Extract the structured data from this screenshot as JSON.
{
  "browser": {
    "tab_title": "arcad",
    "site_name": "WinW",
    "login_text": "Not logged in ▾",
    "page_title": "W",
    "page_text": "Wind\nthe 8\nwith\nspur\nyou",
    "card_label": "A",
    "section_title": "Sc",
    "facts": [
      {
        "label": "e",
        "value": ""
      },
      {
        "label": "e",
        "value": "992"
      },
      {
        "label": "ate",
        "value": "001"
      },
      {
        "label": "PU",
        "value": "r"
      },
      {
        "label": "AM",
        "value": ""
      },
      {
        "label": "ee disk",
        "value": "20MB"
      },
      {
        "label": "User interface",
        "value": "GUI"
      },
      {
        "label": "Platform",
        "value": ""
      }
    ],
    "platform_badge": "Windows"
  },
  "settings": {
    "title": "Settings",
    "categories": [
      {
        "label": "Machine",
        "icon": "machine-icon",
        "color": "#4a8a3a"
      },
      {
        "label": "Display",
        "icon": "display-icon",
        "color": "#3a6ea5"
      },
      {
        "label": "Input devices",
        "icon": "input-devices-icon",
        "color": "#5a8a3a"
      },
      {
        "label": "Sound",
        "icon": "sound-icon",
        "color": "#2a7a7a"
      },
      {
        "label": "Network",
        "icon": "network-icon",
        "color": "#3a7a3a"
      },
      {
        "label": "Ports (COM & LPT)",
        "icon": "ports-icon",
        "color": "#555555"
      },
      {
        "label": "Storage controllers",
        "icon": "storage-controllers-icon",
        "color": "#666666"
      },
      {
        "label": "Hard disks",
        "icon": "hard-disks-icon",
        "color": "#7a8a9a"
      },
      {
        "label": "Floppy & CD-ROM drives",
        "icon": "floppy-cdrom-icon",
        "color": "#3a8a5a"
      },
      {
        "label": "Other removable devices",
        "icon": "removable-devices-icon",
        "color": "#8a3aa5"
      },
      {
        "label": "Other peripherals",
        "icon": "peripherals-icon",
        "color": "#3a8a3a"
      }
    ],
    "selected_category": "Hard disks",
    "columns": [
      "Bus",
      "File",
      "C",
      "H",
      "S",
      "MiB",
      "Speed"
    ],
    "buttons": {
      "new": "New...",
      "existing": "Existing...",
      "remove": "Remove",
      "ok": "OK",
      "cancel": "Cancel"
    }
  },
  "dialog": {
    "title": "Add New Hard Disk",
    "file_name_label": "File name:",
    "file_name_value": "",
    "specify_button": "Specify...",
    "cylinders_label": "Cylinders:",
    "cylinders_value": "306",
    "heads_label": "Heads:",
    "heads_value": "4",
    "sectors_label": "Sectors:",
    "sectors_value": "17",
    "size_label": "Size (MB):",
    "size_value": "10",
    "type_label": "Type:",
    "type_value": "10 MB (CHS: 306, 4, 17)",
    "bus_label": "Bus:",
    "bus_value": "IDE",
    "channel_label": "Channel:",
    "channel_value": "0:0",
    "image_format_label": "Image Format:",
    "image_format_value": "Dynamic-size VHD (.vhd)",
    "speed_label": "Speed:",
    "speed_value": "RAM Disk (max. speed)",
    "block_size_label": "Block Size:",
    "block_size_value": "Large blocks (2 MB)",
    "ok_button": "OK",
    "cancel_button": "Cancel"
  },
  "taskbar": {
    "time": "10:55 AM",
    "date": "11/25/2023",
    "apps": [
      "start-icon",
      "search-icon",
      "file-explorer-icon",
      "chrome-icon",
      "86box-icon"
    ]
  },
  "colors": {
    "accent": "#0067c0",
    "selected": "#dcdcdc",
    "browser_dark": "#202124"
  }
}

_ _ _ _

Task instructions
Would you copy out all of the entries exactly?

Solved exercise
Extract the structured data from this screenshot as JSON.
{
  "browser": {
    "tab_title": "arcad",
    "site_name": "WinW",
    "login_text": "Not logged in ▾",
    "page_title": "W",
    "page_text": "Wind\nthe 8\nwith\nspur\nyou",
    "card_label": "A",
    "section_title": "Sc",
    "facts": [
      {
        "label": "e",
        "value": ""
      },
      {
        "label": "e",
        "value": "992"
      },
      {
        "label": "ate",
        "value": "001"
      },
      {
        "label": "PU",
        "value": "r"
      },
      {
        "label": "AM",
        "value": ""
      },
      {
        "label": "ee disk",
        "value": "20MB"
      },
      {
        "label": "User interface",
        "value": "GUI"
      },
      {
        "label": "Platform",
        "value": ""
      }
    ],
    "platform_badge": "Windows"
  },
  "settings": {
    "title": "Settings",
    "categories": [
      {
        "label": "Machine",
        "icon": "machine-icon",
        "color": "#4a8a3a"
      },
      {
        "label": "Display",
        "icon": "display-icon",
        "color": "#3a6ea5"
      },
      {
        "label": "Input devices",
        "icon": "input-devices-icon",
        "color": "#5a8a3a"
      },
      {
        "label": "Sound",
        "icon": "sound-icon",
        "color": "#2a7a7a"
      },
      {
        "label": "Network",
        "icon": "network-icon",
        "color": "#3a7a3a"
      },
      {
        "label": "Ports (COM & LPT)",
        "icon": "ports-icon",
        "color": "#555555"
      },
      {
        "label": "Storage controllers",
        "icon": "storage-controllers-icon",
        "color": "#666666"
      },
      {
        "label": "Hard disks",
        "icon": "hard-disks-icon",
        "color": "#7a8a9a"
      },
      {
        "label": "Floppy & CD-ROM drives",
        "icon": "floppy-cdrom-icon",
        "color": "#3a8a5a"
      },
      {
        "label": "Other removable devices",
        "icon": "removable-devices-icon",
        "color": "#8a3aa5"
      },
      {
        "label": "Other peripherals",
        "icon": "peripherals-icon",
        "color": "#3a8a3a"
      }
    ],
    "selected_category": "Hard disks",
    "columns": [
      "Bus",
      "File",
      "C",
      "H",
      "S",
      "MiB",
      "Speed"
    ],
    "buttons": {
      "new": "New...",
      "existing": "Existing...",
      "remove": "Remove",
      "ok": "OK",
      "cancel": "Cancel"
    }
  },
  "dialog": {
    "title": "Add New Hard Disk",
    "file_name_label": "File name:",
    "file_name_value": "",
    "specify_button": "Specify...",
    "cylinders_label": "Cylinders:",
    "cylinders_value": "306",
    "heads_label": "Heads:",
    "heads_value": "4",
    "sectors_label": "Sectors:",
    "sectors_value": "17",
    "size_label": "Size (MB):",
    "size_value": "10",
    "type_label": "Type:",
    "type_value": "10 MB (CHS: 306, 4, 17)",
    "bus_label": "Bus:",
    "bus_value": "IDE",
    "channel_label": "Channel:",
    "channel_value": "0:0",
    "image_format_label": "Image Format:",
    "image_format_value": "Dynamic-size VHD (.vhd)",
    "speed_label": "Speed:",
    "speed_value": "RAM Disk (max. speed)",
    "block_size_label": "Block Size:",
    "block_size_value": "Large blocks (2 MB)",
    "ok_button": "OK",
    "cancel_button": "Cancel"
  },
  "taskbar": {
    "time": "10:55 AM",
    "date": "11/25/2023",
    "apps": [
      "start-icon",
      "search-icon",
      "file-explorer-icon",
      "chrome-icon",
      "86box-icon"
    ]
  },
  "colors": {
    "accent": "#0067c0",
    "selected": "#dcdcdc",
    "browser_dark": "#202124"
  }
}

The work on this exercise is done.